LONDON, Nov 30 (Reuters Breakingviews) - Ireland’s plan to lift a cap on bankers’ bonuses looks ill-timed. On Tuesday, Finance Minister Paschal Donohoe said Dublin will lift a 500,000 euro crisis-era cap on annual executive salaries and allow bonuses of up to 20,000 euros for bank workers. Limits on pay were introduced after 2008 when Irish taxpayers bailed out the country’s largest lenders. However, Irish bank bosses have long argued salary constraints made it difficult to retain top talent.
Dublin’s centre-right government may reckon it has timed the change well. Ireland has experienced a banking exodus in recent years, with Belgian lender KBC (KBC.BR) and Britain’s NatWest (NWG.L) quitting retail lending. The remaining big bank duopoly of AIB (AIBG.I) and Bank of Ireland (BIRG.I) means a customer backlash is unlikely as there is little alternative. Still, championing higher pay for bankers is a gutsy move in the middle of a cost-of-living crisis. Moreover, AIB is still majority-owned by the state. Anger over higher banker pay could also be a gift to left-leaning Sinn Féin, which supports the caps and is tipped to win an election in 2025. The fatter paychecks may be fleeting. (By Aimee Donnellan)
Follow @Breakingviews on Twitter
(The author is a Reuters Breakingviews columnist. The opinions expressed are their own.)
Capital Calls - More concise insights on global finance:
Singapore Airlines extends its India runway read more
Rate shock calls time on funky debt boom read more

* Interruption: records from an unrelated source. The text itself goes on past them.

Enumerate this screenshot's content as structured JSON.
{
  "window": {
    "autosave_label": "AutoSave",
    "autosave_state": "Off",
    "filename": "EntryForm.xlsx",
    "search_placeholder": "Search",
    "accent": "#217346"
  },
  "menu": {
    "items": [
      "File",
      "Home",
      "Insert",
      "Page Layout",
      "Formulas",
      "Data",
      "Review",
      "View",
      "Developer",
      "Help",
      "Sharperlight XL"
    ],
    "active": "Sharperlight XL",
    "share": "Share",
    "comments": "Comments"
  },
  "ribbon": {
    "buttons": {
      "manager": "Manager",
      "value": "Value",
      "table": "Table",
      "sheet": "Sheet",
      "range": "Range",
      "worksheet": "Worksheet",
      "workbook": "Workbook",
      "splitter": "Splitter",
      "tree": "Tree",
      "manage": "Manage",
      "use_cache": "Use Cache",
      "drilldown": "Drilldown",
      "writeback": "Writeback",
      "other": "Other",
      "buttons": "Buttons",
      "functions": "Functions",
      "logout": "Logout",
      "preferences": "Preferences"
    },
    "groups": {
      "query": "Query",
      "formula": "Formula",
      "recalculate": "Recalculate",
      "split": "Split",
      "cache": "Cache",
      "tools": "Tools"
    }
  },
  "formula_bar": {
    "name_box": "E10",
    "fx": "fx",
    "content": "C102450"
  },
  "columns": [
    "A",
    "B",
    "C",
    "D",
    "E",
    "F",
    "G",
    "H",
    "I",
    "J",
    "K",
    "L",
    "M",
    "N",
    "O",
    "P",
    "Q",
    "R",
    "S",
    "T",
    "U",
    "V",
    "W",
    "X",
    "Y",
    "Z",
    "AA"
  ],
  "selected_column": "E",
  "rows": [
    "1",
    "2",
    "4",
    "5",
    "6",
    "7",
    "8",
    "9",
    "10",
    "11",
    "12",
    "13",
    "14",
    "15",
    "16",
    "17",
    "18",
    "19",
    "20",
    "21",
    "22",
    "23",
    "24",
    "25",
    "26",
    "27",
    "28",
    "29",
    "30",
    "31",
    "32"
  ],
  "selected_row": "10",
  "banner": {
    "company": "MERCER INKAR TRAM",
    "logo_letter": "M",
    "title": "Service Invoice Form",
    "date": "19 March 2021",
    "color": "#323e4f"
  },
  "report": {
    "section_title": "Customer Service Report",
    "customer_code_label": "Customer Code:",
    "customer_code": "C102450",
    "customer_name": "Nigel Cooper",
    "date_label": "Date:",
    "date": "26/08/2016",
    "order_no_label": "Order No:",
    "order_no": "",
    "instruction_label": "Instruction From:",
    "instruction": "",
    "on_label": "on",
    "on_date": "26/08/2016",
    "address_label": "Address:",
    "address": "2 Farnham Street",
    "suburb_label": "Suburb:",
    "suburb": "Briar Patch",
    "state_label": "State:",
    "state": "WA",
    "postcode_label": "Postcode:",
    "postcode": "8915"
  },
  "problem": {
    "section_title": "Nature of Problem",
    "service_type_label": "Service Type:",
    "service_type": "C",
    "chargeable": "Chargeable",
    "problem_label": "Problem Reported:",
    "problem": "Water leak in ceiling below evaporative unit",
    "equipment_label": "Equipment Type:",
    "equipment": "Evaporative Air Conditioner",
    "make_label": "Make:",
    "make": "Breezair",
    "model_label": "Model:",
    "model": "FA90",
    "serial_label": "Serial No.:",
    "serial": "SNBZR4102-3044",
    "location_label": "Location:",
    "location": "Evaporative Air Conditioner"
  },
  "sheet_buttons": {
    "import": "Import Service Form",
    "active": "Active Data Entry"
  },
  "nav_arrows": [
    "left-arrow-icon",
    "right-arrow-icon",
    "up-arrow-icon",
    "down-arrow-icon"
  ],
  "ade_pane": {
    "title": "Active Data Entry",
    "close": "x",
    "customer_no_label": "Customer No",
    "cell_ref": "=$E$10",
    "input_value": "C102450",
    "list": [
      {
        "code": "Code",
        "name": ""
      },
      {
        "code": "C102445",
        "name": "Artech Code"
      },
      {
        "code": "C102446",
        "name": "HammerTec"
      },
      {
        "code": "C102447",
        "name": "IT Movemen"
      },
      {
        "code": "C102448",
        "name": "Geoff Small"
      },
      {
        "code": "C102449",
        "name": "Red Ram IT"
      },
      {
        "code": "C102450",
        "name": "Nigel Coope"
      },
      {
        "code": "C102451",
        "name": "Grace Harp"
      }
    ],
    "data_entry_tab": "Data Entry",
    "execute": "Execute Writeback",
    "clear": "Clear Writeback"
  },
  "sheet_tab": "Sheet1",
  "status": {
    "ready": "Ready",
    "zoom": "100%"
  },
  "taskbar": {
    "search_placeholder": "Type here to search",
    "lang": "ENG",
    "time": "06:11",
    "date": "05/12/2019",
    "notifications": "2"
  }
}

Nestlé U-turn is refreshing example of M&A candour read more
Brenntag’s U.S. swoop is both logical and risky read more
Dr. Martens exposes fashion’s squeezed middle read more
Our Standards: The Thomson Reuters Trust Principles.